Data for this exercise: Begin
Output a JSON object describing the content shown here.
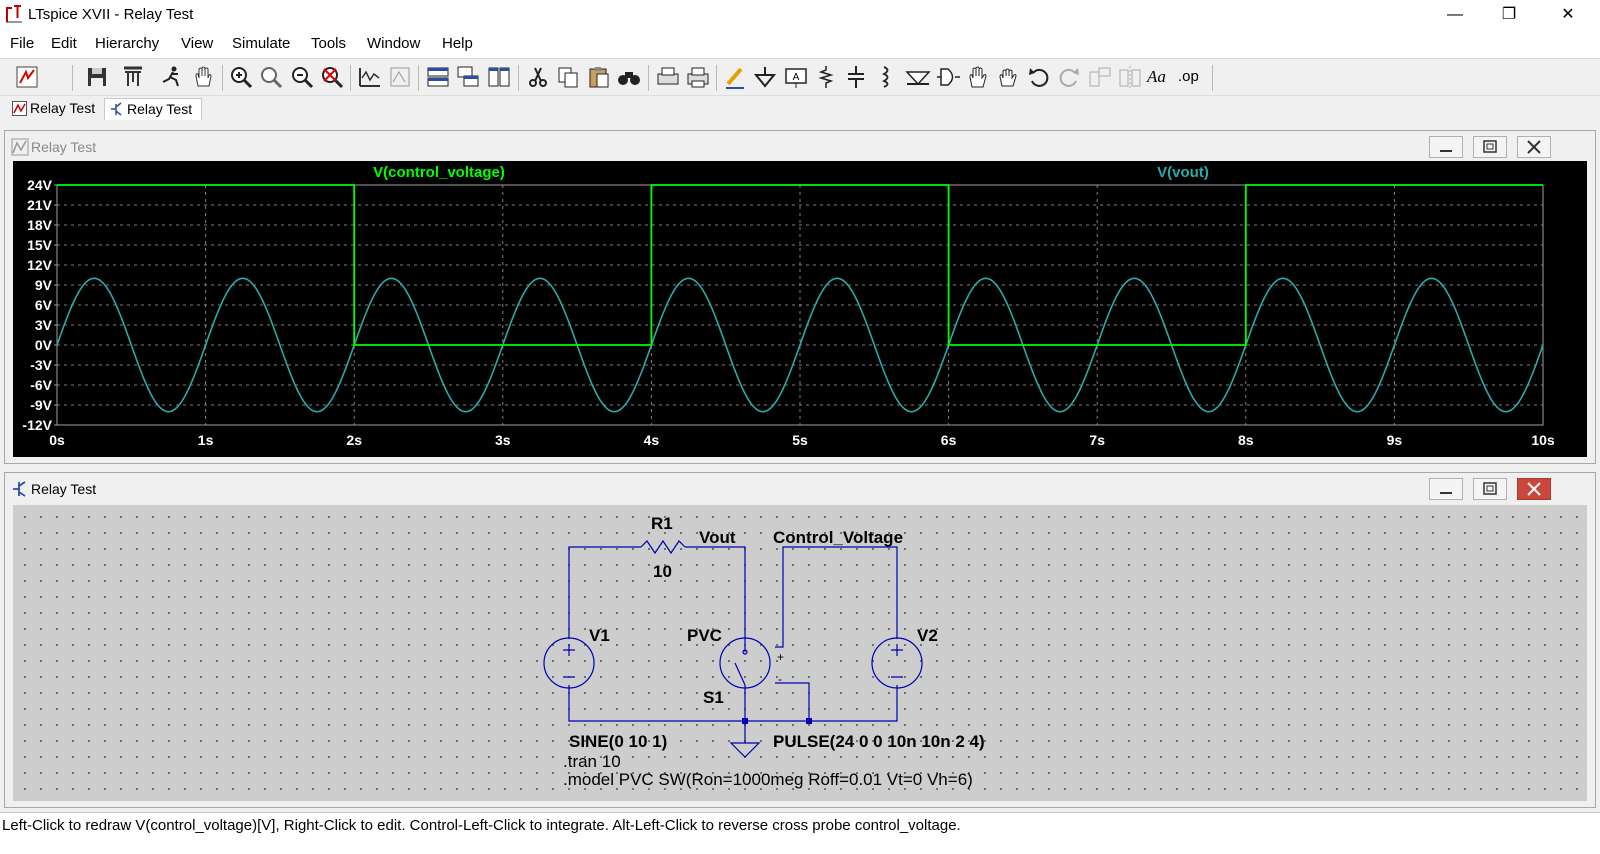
{
  "window": {
    "title": "LTspice XVII - Relay Test",
    "minimize": "—",
    "maximize": "❐",
    "close": "✕"
  },
  "menu": [
    "File",
    "Edit",
    "Hierarchy",
    "View",
    "Simulate",
    "Tools",
    "Window",
    "Help"
  ],
  "toolbar": {
    "icons": [
      "new-schematic-icon",
      "save-icon",
      "control-panel-icon",
      "run-icon",
      "halt-icon",
      "zoom-in-icon",
      "zoom-pan-icon",
      "zoom-out-icon",
      "zoom-fit-icon",
      "autorange-icon",
      "waveform-icon",
      "tile-horizontal-icon",
      "cascade-icon",
      "tile-vertical-icon",
      "cut-icon",
      "copy-icon",
      "paste-icon",
      "find-icon",
      "print-setup-icon",
      "print-icon",
      "wire-icon",
      "ground-icon",
      "label-icon",
      "resistor-icon",
      "capacitor-icon",
      "inductor-icon",
      "diode-icon",
      "component-icon",
      "move-icon",
      "drag-icon",
      "undo-icon",
      "redo-icon",
      "rotate-icon",
      "mirror-icon",
      "text-icon",
      "spice-directive-icon"
    ],
    "text_label": "Aa",
    "op_label": ".op"
  },
  "tabs": [
    {
      "label": "Relay Test",
      "icon": "waveform-tab-icon",
      "active": false
    },
    {
      "label": "Relay Test",
      "icon": "schematic-tab-icon",
      "active": true
    }
  ],
  "waveform_window": {
    "title": "Relay Test"
  },
  "schematic_window": {
    "title": "Relay Test"
  },
  "chart_data": {
    "type": "line",
    "xlabel": "",
    "ylabel": "",
    "xlim": [
      0,
      10
    ],
    "ylim": [
      -12,
      24
    ],
    "grid": true,
    "x_ticks": [
      0,
      1,
      2,
      3,
      4,
      5,
      6,
      7,
      8,
      9,
      10
    ],
    "x_tick_labels": [
      "0s",
      "1s",
      "2s",
      "3s",
      "4s",
      "5s",
      "6s",
      "7s",
      "8s",
      "9s",
      "10s"
    ],
    "y_ticks": [
      24,
      21,
      18,
      15,
      12,
      9,
      6,
      3,
      0,
      -3,
      -6,
      -9,
      -12
    ],
    "y_tick_labels": [
      "24V",
      "21V",
      "18V",
      "15V",
      "12V",
      "9V",
      "6V",
      "3V",
      "0V",
      "-3V",
      "-6V",
      "-9V",
      "-12V"
    ],
    "series": [
      {
        "name": "V(control_voltage)",
        "color": "#00ff00",
        "kind": "pulse",
        "v1": 24,
        "v2": 0,
        "period": 4,
        "on_time": 2,
        "x": [
          0,
          2,
          2,
          4,
          4,
          6,
          6,
          8,
          8,
          10
        ],
        "y": [
          24,
          24,
          0,
          0,
          24,
          24,
          0,
          0,
          24,
          24
        ]
      },
      {
        "name": "V(vout)",
        "color": "#2aaaa8",
        "kind": "sine",
        "offset": 0,
        "amplitude": 10,
        "frequency": 1
      }
    ]
  },
  "schematic": {
    "labels": {
      "r1_name": "R1",
      "r1_value": "10",
      "vout": "Vout",
      "control_voltage": "Control_Voltage",
      "v1_name": "V1",
      "v2_name": "V2",
      "pvc": "PVC",
      "s1": "S1",
      "v1_value": "SINE(0 10 1)",
      "v2_value": "PULSE(24 0 0 10n 10n 2 4)",
      "tran": ".tran 10",
      "model": ".model PVC SW(Ron=1000meg Roff=0.01 Vt=0 Vh=6)",
      "plus": "+",
      "minus": "-"
    }
  },
  "status": "Left-Click to redraw V(control_voltage)[V],  Right-Click to edit. Control-Left-Click to integrate. Alt-Left-Click to reverse cross probe control_voltage."
}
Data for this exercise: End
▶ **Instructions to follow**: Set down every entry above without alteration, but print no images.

▶ **Reply to the task**:
Output a JSON object describing the content shown here.
{
  "window": {
    "title": "LTspice XVII - Relay Test",
    "minimize": "—",
    "maximize": "❐",
    "close": "✕"
  },
  "menu": [
    "File",
    "Edit",
    "Hierarchy",
    "View",
    "Simulate",
    "Tools",
    "Window",
    "Help"
  ],
  "toolbar": {
    "icons": [
      "new-schematic-icon",
      "save-icon",
      "control-panel-icon",
      "run-icon",
      "halt-icon",
      "zoom-in-icon",
      "zoom-pan-icon",
      "zoom-out-icon",
      "zoom-fit-icon",
      "autorange-icon",
      "waveform-icon",
      "tile-horizontal-icon",
      "cascade-icon",
      "tile-vertical-icon",
      "cut-icon",
      "copy-icon",
      "paste-icon",
      "find-icon",
      "print-setup-icon",
      "print-icon",
      "wire-icon",
      "ground-icon",
      "label-icon",
      "resistor-icon",
      "capacitor-icon",
      "inductor-icon",
      "diode-icon",
      "component-icon",
      "move-icon",
      "drag-icon",
      "undo-icon",
      "redo-icon",
      "rotate-icon",
      "mirror-icon",
      "text-icon",
      "spice-directive-icon"
    ],
    "text_label": "Aa",
    "op_label": ".op"
  },
  "tabs": [
    {
      "label": "Relay Test",
      "icon": "waveform-tab-icon",
      "active": false
    },
    {
      "label": "Relay Test",
      "icon": "schematic-tab-icon",
      "active": true
    }
  ],
  "waveform_window": {
    "title": "Relay Test"
  },
  "schematic_window": {
    "title": "Relay Test"
  },
  "chart_data": {
    "type": "line",
    "xlabel": "",
    "ylabel": "",
    "xlim": [
      0,
      10
    ],
    "ylim": [
      -12,
      24
    ],
    "grid": true,
    "x_ticks": [
      0,
      1,
      2,
      3,
      4,
      5,
      6,
      7,
      8,
      9,
      10
    ],
    "x_tick_labels": [
      "0s",
      "1s",
      "2s",
      "3s",
      "4s",
      "5s",
      "6s",
      "7s",
      "8s",
      "9s",
      "10s"
    ],
    "y_ticks": [
      24,
      21,
      18,
      15,
      12,
      9,
      6,
      3,
      0,
      -3,
      -6,
      -9,
      -12
    ],
    "y_tick_labels": [
      "24V",
      "21V",
      "18V",
      "15V",
      "12V",
      "9V",
      "6V",
      "3V",
      "0V",
      "-3V",
      "-6V",
      "-9V",
      "-12V"
    ],
    "series": [
      {
        "name": "V(control_voltage)",
        "color": "#00ff00",
        "kind": "pulse",
        "v1": 24,
        "v2": 0,
        "period": 4,
        "on_time": 2,
        "x": [
          0,
          2,
          2,
          4,
          4,
          6,
          6,
          8,
          8,
          10
        ],
        "y": [
          24,
          24,
          0,
          0,
          24,
          24,
          0,
          0,
          24,
          24
        ]
      },
      {
        "name": "V(vout)",
        "color": "#2aaaa8",
        "kind": "sine",
        "offset": 0,
        "amplitude": 10,
        "frequency": 1
      }
    ]
  },
  "schematic": {
    "labels": {
      "r1_name": "R1",
      "r1_value": "10",
      "vout": "Vout",
      "control_voltage": "Control_Voltage",
      "v1_name": "V1",
      "v2_name": "V2",
      "pvc": "PVC",
      "s1": "S1",
      "v1_value": "SINE(0 10 1)",
      "v2_value": "PULSE(24 0 0 10n 10n 2 4)",
      "tran": ".tran 10",
      "model": ".model PVC SW(Ron=1000meg Roff=0.01 Vt=0 Vh=6)",
      "plus": "+",
      "minus": "-"
    }
  },
  "status": "Left-Click to redraw V(control_voltage)[V],  Right-Click to edit. Control-Left-Click to integrate. Alt-Left-Click to reverse cross probe control_voltage."
}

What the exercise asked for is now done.